[Aim of the exercise]:
Would you repeat the data below exactly, taking out the images?

-=-=-

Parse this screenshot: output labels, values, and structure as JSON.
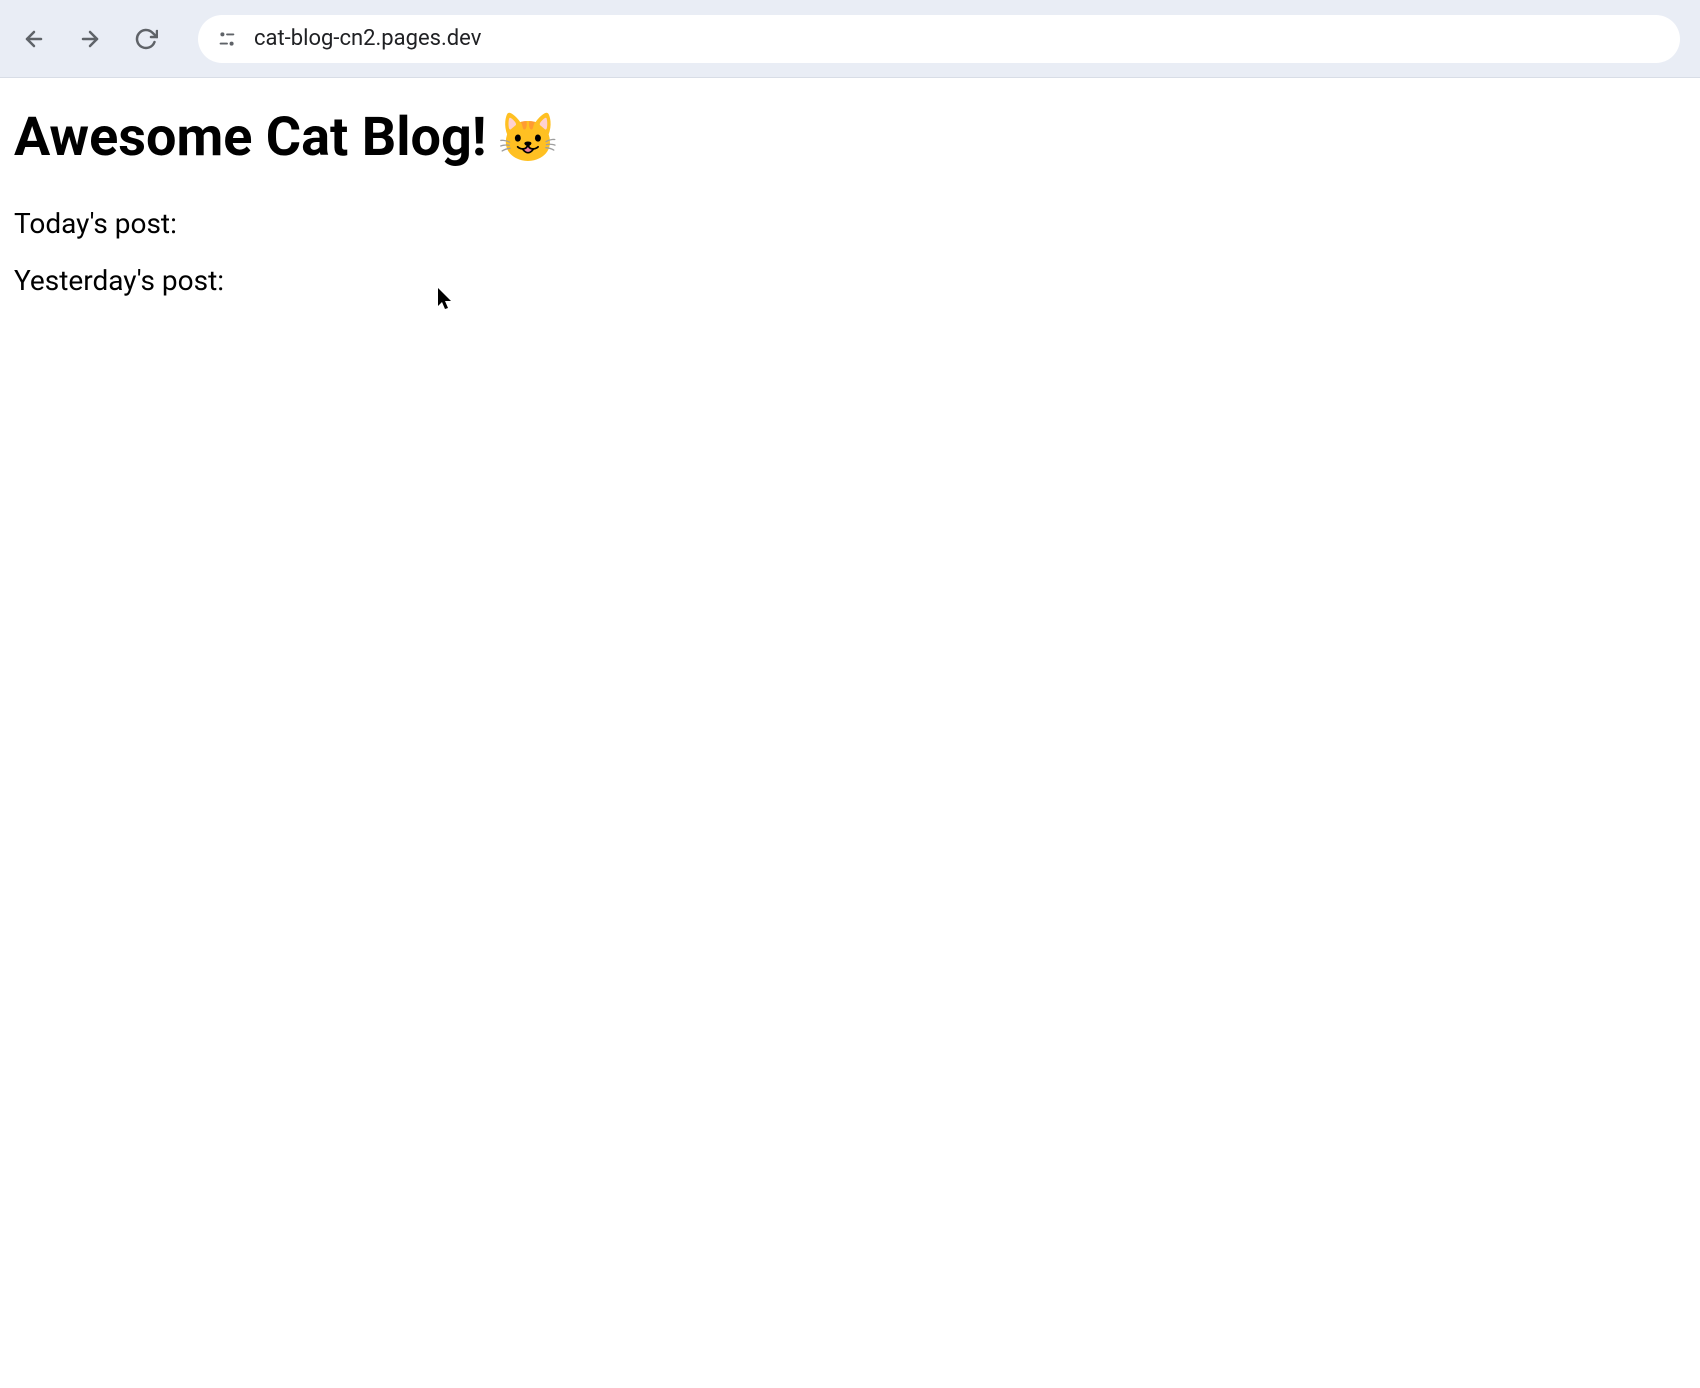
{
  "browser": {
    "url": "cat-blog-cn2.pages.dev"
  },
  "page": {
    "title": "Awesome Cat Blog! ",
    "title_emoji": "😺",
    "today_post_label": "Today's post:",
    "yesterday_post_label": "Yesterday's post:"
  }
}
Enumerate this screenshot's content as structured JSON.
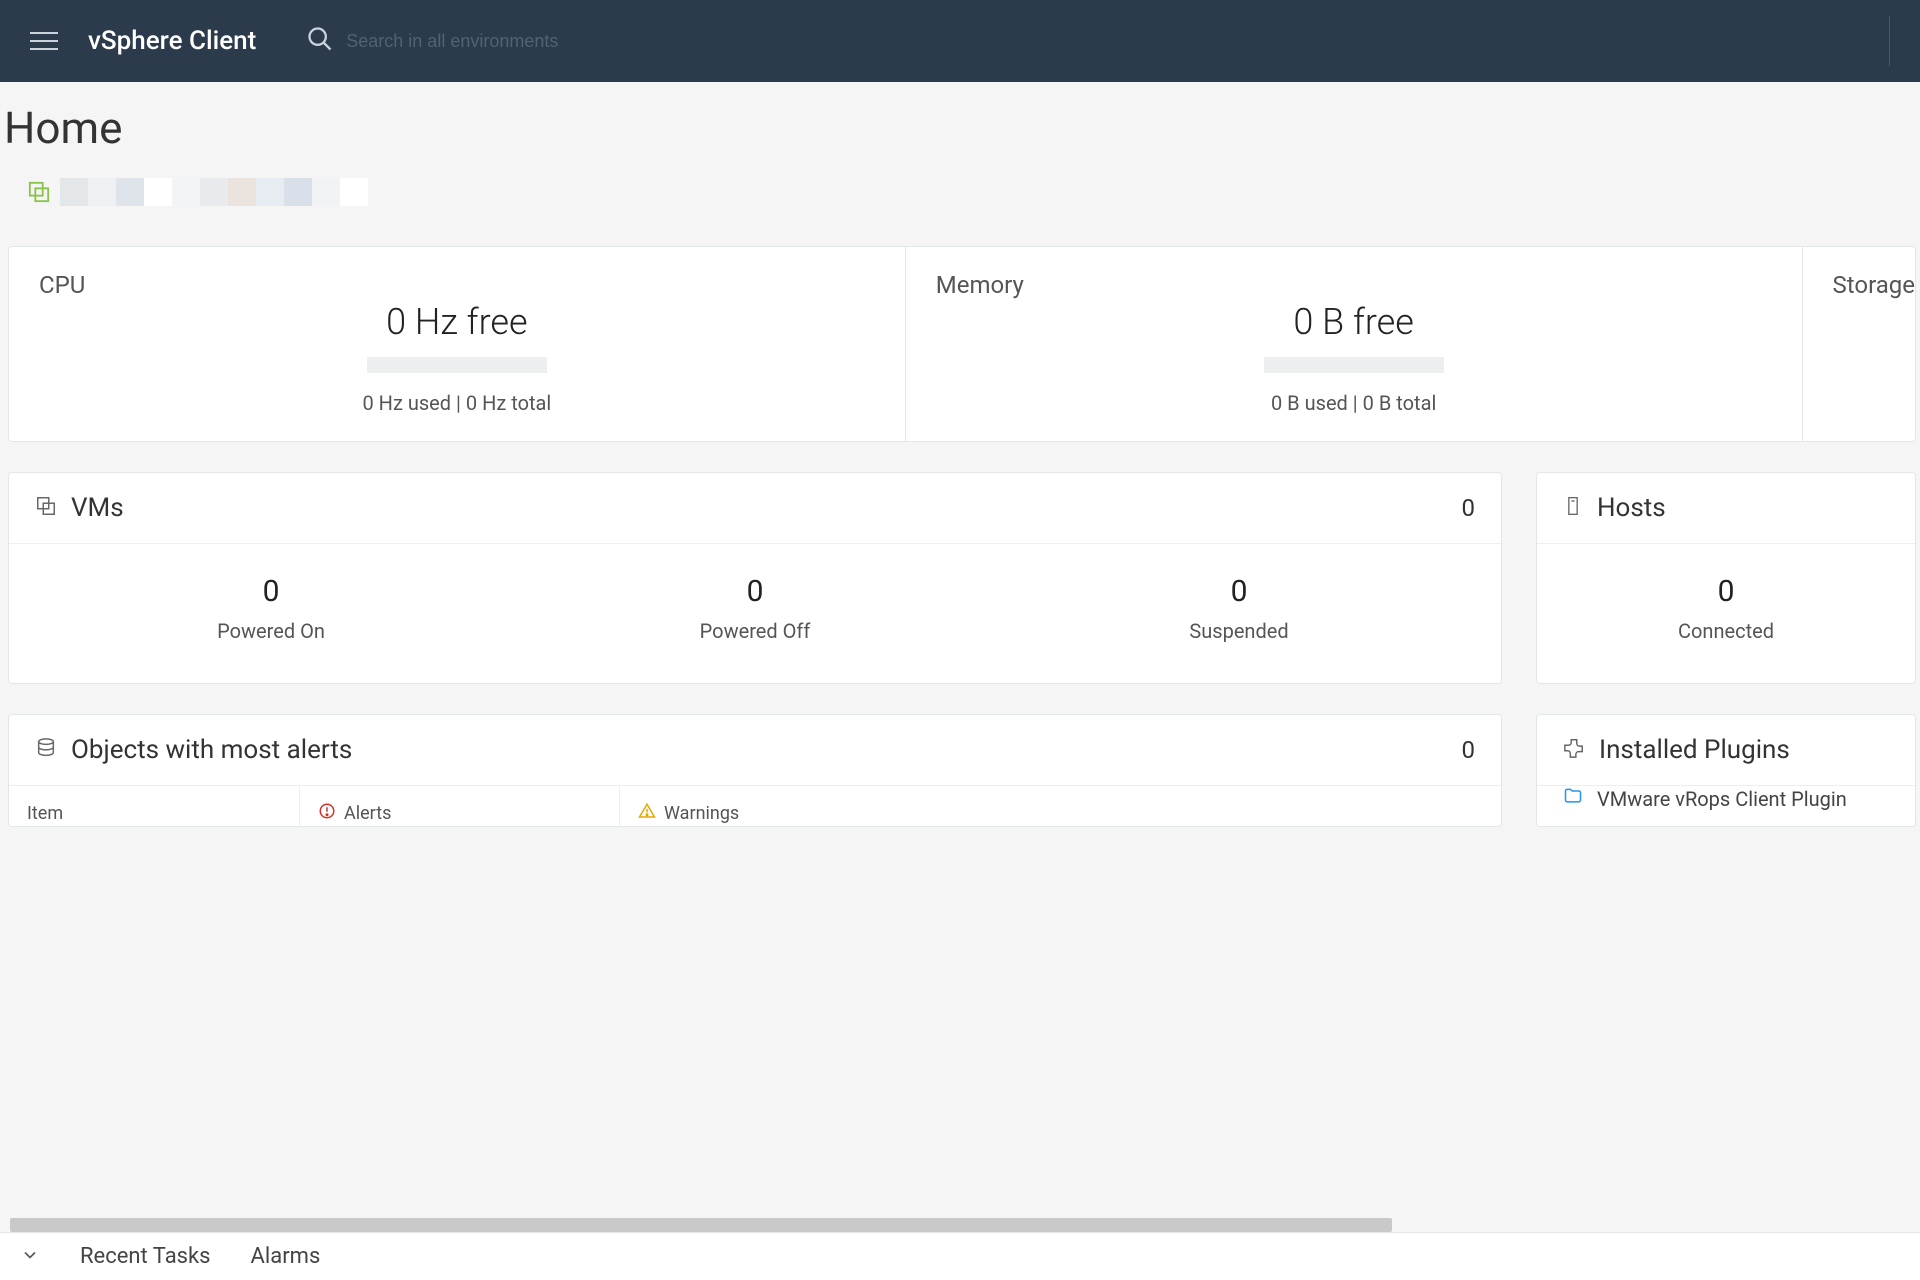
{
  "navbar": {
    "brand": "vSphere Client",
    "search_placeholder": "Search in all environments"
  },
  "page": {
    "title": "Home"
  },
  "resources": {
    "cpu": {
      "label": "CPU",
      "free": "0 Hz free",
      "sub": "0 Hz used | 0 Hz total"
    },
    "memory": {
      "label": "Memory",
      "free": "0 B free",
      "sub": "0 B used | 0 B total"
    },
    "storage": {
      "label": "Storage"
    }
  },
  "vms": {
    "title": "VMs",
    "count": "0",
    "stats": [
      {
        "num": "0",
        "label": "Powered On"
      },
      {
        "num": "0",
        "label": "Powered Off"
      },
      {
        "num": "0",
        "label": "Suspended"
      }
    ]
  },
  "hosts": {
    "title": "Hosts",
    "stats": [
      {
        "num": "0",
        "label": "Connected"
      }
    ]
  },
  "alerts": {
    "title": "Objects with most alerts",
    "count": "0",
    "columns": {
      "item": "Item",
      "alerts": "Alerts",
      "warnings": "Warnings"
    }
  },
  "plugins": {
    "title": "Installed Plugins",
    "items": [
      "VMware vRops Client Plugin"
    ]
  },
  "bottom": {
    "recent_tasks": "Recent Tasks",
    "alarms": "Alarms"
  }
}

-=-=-

[Solution]:
Parse this screenshot: output labels, values, and structure as JSON.
{
  "browser": {
    "url": "cat-blog-cn2.pages.dev"
  },
  "page": {
    "title": "Awesome Cat Blog! ",
    "title_emoji": "😺",
    "today_post_label": "Today's post:",
    "yesterday_post_label": "Yesterday's post:"
  }
}
Enumerate this screenshot's content as structured JSON.
{
  "navbar": {
    "brand": "vSphere Client",
    "search_placeholder": "Search in all environments"
  },
  "page": {
    "title": "Home"
  },
  "resources": {
    "cpu": {
      "label": "CPU",
      "free": "0 Hz free",
      "sub": "0 Hz used | 0 Hz total"
    },
    "memory": {
      "label": "Memory",
      "free": "0 B free",
      "sub": "0 B used | 0 B total"
    },
    "storage": {
      "label": "Storage"
    }
  },
  "vms": {
    "title": "VMs",
    "count": "0",
    "stats": [
      {
        "num": "0",
        "label": "Powered On"
      },
      {
        "num": "0",
        "label": "Powered Off"
      },
      {
        "num": "0",
        "label": "Suspended"
      }
    ]
  },
  "hosts": {
    "title": "Hosts",
    "stats": [
      {
        "num": "0",
        "label": "Connected"
      }
    ]
  },
  "alerts": {
    "title": "Objects with most alerts",
    "count": "0",
    "columns": {
      "item": "Item",
      "alerts": "Alerts",
      "warnings": "Warnings"
    }
  },
  "plugins": {
    "title": "Installed Plugins",
    "items": [
      "VMware vRops Client Plugin"
    ]
  },
  "bottom": {
    "recent_tasks": "Recent Tasks",
    "alarms": "Alarms"
  }
}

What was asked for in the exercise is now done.